Are you living with pain in your shoulders? Shoulder pain is a nuisance, but not an uncommon one. An estimated 4.5 million people in the U.S. visit a doctor or physical therapist for shoulder pain each year. There are several different reasons you may be experiencing shoulder pain. Here’s a run-down on why your shoulders may be hurting–and what you can do about it.
To understand why your shoulders hurt, it helps to know a little bit about your shoulders’ anatomy. Shoulder joints give you a wide range of motion, but this can also make them susceptible to injury. Your shoulder is a ball-and-socket joint, with the ball part located on the humerus bone and the socket part on the scapula bone. Each shoulder also has a collarbone called a clavicle. Surrounding and supporting your shoulder bones are several muscles and tendons called the rotator cuff.
1. Rotator Cuff Tendonitis
Because of its important job and the stress placed on it, your rotator cuff is very susceptible to injury. One common type of rotator cuff injury is rotator cuff tendonitis. Tendonitis simply means inflammation and swelling of tendons–the tissue that connects muscle to bone. There are several reasons rotator cuff tendons may become inflamed, including repetitive movements, sports injuries, aging, and poor posture. Many people suffer from shoulder tendonitis because of movements required by their jobs. Symptoms include swelling and pain, particularly in the front of the shoulder. Fortunately, physical therapy is a very effective treatment for rotator cuff tendonitis.
2. Rotator Cuff Tear
Another type of rotator cuff injury is a rotator cuff tear. This tear is often caused by an injury or aging. Symptoms of rotator cuff tear include weakness and pain in the shoulder. If the tear was caused by a traumatic injury, this pain can sometimes be severe. In most cases, physical therapy and other conservative approaches can help heal a rotator cuff tear. In some severe cases, surgery may be necessary.
A bursa is a fluid-filled sac that cushions the areas around many types of joints. Bursitis occurs when bursae become inflamed. According to the Mayo Clinic, bursitis normally occurs because of repetitive movements, or because of pressure put on the bursae for long periods of time. Shoulder bursitis symptoms include achiness in the joints, pain with movement, and swelling. Rest, icing, physical therapy, and other conservative treatments usually help to alleviate bursitis pain.
Arthritis is joint pain caused by joint inflammation. There are several types of arthritis, the most common of which are osteoarthritis and rheumatoid arthritis. In the United States, arthritis is the leading cause of disability, with an estimated 50 million adults suffering from the condition. Arthritis is more common in older adults, females, and those with a family history of the condition. Symptoms of arthritis in the shoulder include pain that gets worse with activity and limited range of motion. Arthritis responds well to physical therapy and exercise.

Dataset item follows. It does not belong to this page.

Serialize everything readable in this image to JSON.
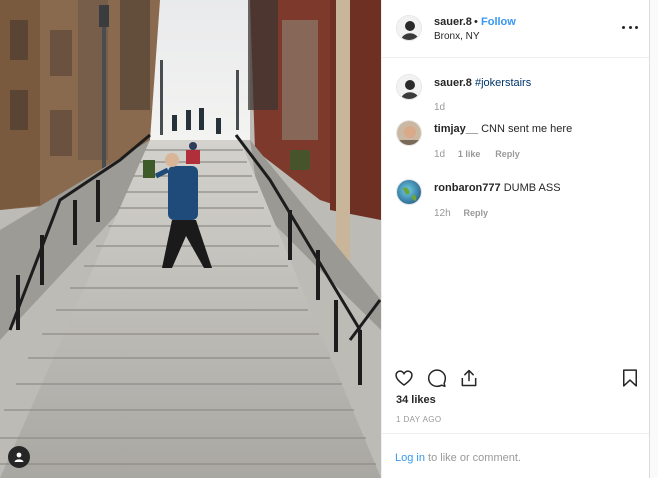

5. Labral Tear
A tissue called a labrum helps to cushion your shoulder socket. This tissue can become torn, causing shoulder pain. Reasons for a labral tear include traumatic and overuse injury. Symptoms may include a popping sensation followed by aching and pain. Your shoulder may feel like it is catching on something when you try to move it.
What Can You Do About Shoulder Pain?
If you’re experiencing shoulder pain that doesn’t go away on its own, you should schedule an appointment with a physical therapist or doctor. All of these common causes of shoulder pain can greatly benefit from an individualized physical therapy plan. Additionally, over-the-counter non-steroidal anti-inflammatory drugs (NSAIDs) such as ibuprofen can help to decrease inflammation.
Conservative approaches to treating shoulder pain are often the most effective. In some severe cases, surgery or injections may become necessary, but these measures should only be taken as a last resort.
A well-trained physical therapist like the shoulder pain experts at Cawley Physical Therapy and Rehabilitation can distinguish between these types of shoulder pain and create a treatment plan for you. For more information or to schedule an appointment, call Cawley Physical Therapy and Rehabilitation at 570-208-2787 or email firstname.lastname@example.org.
Looking for Relief today?? Click below to sign up for one of our limited Free Discovery Visits!